So, what if you are a student who loves emergency medicine… but you think adults are stinky? What if you love pediatrics but would rather be tortured by “dementors” than go to a primary care clinic? Maybe you are an EM resident who just particularly enjoys playing with bubbles at work. The PEM fellowship route is a wonderful fit! Less focus on primary care means more time in the emergency department. Many PEM fellowships allow EM-trained fellows to moonlight to provide an income similar to their graduated colleagues. Unfortunately, as of 2000, the number of PEM fellowship slots filled by EM residents has continued to decline. Per the study by Murray, et al in 2007, the number of PEM fellows with an EM background as their primary training was only about 5%.2,3 Pairing a categorical pediatric or EM residency with the reciprocal PEM fellowship takes 5-6 years but has the benefit of PEM sub-board certification. EM/peds combined graduates are not PEM eligible since 1998.
In fact, in the same EM/peds graduate survey, the most commonly reported shortcoming of combined training was ineligibility for the PEM sub-board certification.1 The lack of this designation was perceived to be a detriment to securing academic positions in dedicated children’s hospitals by 81% of graduates. It is noted that only a fourth of the same respondents actually worked in freestanding children’s hospitals, and only 8% felt a freestanding children’s hospital was the ideal work setting for them. Conversely, Althouse and Stockman reported that almost 80% of surveyed PEM physicians certified by the ABP plan to practice exclusively in an academic setting, and that 3% practice in a rural setting.4
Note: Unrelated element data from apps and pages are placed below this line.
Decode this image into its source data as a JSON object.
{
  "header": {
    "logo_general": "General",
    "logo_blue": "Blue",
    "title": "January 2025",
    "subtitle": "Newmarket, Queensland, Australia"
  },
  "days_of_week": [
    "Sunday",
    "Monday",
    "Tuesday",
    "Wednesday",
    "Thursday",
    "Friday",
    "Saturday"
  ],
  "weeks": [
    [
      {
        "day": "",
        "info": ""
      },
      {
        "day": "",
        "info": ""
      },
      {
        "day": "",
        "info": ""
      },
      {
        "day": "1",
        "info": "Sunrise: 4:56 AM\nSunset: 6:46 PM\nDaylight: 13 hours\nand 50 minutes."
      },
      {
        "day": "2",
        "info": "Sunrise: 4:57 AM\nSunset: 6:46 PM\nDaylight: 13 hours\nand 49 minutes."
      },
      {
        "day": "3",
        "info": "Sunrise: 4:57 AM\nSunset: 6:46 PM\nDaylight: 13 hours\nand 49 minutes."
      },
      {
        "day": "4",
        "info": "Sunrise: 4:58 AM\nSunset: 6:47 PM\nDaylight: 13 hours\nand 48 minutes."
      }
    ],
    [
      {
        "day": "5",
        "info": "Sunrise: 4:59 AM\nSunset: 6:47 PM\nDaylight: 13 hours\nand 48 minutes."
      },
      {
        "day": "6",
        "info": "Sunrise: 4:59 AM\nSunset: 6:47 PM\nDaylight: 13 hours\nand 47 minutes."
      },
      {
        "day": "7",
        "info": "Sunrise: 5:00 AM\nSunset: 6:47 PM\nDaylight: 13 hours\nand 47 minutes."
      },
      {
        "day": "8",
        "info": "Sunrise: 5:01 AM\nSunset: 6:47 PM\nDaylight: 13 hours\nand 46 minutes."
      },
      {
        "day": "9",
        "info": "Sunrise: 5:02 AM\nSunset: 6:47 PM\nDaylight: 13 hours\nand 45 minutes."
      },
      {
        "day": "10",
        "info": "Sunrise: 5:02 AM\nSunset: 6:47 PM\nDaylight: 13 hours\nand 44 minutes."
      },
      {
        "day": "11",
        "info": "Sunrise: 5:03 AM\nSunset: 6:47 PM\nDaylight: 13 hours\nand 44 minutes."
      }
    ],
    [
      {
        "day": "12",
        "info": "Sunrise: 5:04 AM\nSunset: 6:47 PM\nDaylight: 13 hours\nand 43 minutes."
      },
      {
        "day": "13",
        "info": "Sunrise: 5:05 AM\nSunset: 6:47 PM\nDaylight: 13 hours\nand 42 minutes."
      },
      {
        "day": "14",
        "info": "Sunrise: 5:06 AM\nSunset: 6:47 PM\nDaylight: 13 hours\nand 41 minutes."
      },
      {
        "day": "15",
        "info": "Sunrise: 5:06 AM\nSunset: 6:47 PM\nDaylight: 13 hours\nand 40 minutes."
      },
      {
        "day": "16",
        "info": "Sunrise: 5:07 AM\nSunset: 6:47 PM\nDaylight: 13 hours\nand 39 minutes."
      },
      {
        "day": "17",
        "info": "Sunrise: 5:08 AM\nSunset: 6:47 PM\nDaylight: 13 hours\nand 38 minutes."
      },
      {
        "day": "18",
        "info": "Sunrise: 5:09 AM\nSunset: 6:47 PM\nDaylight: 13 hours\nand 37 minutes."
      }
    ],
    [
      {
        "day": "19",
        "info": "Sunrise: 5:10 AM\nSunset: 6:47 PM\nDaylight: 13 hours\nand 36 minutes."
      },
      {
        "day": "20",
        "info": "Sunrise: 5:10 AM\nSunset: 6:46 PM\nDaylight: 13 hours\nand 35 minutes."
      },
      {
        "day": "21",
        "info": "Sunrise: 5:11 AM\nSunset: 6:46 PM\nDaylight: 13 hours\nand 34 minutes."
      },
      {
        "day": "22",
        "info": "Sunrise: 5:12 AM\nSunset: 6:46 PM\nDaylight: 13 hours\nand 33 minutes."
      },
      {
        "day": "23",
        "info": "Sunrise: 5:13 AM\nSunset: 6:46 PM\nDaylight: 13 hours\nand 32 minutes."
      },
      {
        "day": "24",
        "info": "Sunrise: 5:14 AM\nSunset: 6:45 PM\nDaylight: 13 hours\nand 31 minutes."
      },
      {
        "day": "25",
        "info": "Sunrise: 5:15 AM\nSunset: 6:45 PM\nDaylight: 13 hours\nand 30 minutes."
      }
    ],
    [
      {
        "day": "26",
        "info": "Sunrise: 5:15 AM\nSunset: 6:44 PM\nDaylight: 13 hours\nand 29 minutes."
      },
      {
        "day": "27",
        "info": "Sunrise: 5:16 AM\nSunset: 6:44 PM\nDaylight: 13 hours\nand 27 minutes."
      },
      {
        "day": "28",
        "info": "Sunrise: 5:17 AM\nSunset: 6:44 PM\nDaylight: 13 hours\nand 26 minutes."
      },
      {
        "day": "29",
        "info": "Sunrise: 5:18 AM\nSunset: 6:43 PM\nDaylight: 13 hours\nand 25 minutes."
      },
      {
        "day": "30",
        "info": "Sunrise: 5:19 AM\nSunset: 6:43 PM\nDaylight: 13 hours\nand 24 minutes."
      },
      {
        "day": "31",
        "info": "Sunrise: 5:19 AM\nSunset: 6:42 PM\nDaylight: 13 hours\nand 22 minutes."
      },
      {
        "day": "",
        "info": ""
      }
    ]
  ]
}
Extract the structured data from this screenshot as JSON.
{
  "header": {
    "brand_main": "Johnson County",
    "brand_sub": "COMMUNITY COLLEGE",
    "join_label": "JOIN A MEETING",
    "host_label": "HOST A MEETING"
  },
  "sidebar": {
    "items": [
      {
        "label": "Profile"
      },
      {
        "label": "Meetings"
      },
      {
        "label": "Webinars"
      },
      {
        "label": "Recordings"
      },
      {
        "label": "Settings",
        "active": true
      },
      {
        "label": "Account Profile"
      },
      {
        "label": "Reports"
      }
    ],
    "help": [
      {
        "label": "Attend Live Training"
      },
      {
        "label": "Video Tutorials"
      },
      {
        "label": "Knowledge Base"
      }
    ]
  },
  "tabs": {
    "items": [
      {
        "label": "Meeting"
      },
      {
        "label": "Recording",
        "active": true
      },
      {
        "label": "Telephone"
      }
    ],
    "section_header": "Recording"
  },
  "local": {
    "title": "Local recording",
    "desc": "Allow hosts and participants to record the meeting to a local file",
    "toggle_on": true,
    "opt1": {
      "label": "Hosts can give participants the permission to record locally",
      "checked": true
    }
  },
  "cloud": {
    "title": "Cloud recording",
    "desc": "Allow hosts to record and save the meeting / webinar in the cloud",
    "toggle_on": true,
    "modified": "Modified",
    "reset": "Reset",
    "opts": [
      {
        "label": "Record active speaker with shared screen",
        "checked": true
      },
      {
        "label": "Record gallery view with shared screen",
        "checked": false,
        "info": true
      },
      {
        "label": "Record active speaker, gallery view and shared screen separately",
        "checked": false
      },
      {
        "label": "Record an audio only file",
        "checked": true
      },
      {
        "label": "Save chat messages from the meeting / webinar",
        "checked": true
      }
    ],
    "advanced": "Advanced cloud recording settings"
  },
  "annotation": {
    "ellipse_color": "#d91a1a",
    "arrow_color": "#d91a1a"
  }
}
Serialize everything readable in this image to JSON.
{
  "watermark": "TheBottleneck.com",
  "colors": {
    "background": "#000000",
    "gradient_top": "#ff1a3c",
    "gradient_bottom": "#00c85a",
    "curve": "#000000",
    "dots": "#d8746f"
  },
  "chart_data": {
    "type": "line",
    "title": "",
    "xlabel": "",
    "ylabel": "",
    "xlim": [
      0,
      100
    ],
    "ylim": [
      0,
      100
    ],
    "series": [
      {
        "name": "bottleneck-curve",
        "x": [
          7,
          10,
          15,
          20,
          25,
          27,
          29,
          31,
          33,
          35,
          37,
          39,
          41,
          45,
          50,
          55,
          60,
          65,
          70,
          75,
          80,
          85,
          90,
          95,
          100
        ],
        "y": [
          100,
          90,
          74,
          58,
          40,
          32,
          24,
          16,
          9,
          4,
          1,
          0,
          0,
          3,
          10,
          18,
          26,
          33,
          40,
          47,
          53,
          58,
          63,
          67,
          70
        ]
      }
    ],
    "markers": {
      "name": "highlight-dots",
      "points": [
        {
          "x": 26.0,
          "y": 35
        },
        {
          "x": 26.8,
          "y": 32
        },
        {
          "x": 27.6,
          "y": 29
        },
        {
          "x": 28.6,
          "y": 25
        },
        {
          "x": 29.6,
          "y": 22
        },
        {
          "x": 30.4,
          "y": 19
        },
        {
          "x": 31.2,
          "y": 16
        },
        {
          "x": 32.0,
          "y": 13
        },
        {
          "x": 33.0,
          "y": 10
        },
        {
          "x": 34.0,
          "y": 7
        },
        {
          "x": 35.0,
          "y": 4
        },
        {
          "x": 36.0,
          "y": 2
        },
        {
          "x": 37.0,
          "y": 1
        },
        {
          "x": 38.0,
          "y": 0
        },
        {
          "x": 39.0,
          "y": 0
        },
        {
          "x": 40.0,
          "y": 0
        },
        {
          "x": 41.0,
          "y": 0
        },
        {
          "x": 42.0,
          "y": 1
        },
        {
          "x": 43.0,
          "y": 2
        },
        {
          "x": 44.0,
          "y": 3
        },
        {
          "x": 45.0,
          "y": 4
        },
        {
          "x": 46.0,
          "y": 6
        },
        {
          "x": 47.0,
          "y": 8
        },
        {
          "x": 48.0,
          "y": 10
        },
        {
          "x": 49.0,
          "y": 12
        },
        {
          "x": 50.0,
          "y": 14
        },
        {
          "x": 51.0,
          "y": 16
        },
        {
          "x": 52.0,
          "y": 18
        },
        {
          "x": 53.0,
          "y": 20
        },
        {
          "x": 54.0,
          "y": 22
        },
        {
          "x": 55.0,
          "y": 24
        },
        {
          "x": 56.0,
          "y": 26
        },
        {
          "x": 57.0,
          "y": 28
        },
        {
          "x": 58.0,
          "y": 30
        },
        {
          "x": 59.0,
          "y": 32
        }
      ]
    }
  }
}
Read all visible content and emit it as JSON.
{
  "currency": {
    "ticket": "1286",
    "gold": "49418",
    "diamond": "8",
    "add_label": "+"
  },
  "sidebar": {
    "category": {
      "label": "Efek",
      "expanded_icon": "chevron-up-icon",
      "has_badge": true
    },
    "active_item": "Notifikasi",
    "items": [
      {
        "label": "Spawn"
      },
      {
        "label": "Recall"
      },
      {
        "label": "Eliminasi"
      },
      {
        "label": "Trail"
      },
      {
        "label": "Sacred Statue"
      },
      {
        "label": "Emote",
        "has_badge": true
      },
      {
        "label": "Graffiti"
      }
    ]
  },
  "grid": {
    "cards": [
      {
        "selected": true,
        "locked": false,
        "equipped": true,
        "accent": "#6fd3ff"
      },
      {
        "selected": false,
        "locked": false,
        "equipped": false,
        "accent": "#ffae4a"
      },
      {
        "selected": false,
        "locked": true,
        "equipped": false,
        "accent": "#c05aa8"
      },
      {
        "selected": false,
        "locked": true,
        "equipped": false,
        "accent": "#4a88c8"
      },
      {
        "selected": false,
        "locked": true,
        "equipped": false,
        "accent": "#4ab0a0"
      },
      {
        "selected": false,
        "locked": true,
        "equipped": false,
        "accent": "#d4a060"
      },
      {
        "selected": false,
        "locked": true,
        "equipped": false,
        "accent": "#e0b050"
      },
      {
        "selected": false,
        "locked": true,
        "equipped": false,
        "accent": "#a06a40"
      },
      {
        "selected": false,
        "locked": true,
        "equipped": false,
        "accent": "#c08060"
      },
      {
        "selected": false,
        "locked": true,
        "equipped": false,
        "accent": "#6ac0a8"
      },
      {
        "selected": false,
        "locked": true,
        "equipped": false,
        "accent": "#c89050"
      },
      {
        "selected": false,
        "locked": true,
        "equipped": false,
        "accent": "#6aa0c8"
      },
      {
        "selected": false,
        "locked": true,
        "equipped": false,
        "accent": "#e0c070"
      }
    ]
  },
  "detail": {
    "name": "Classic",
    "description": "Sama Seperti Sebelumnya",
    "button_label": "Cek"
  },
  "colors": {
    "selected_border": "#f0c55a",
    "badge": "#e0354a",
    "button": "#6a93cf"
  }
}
The life of a medical student might be easier if we could add a “sorting hat ceremony,” especially for those considering emergency or pediatrics. Medical students know that categorically-trained pediatricians and emergency docs are more than capable of providing excellent care to children, but for those who want to specialize in the emergent care of children, hopefully these mumblings and grumblings help them find the house that is right for them. Of course, which house just depends on who they are and what they want. Good luck sorting that out.
If you’re interested in further pediatric emergency medicine knowledge or training tracks, please see the EMRA PEM Division page for PEM blogs, twitter handles, and faculty mentorship match to help “sort” into which house you belong.
- Strobel AS, Chasm RC, Woolridge DP. A Survey of Graduates of Combined Emergency Medicine-Pediatrics Residency Programs: An Update. In submission.
- Woolridge DP, Lichenstein R. A survey on the graduates from the combined emergency medicine/pediatric residency programs. J Emerg Med. 2007;32:137-40.
- Murray ML, Woolridge DP, Colletti JE. Pediatric emergency medicine fellowships: faculty and resident training profiles. J Emerg Med. 2009;37:425-9.
- Althouse LA, Stockman JA. Pediatric workforce: a look at pediatric emergency medicine data from the American Board of Pediatrics. TJ Pediatr. 2006;149:600-2.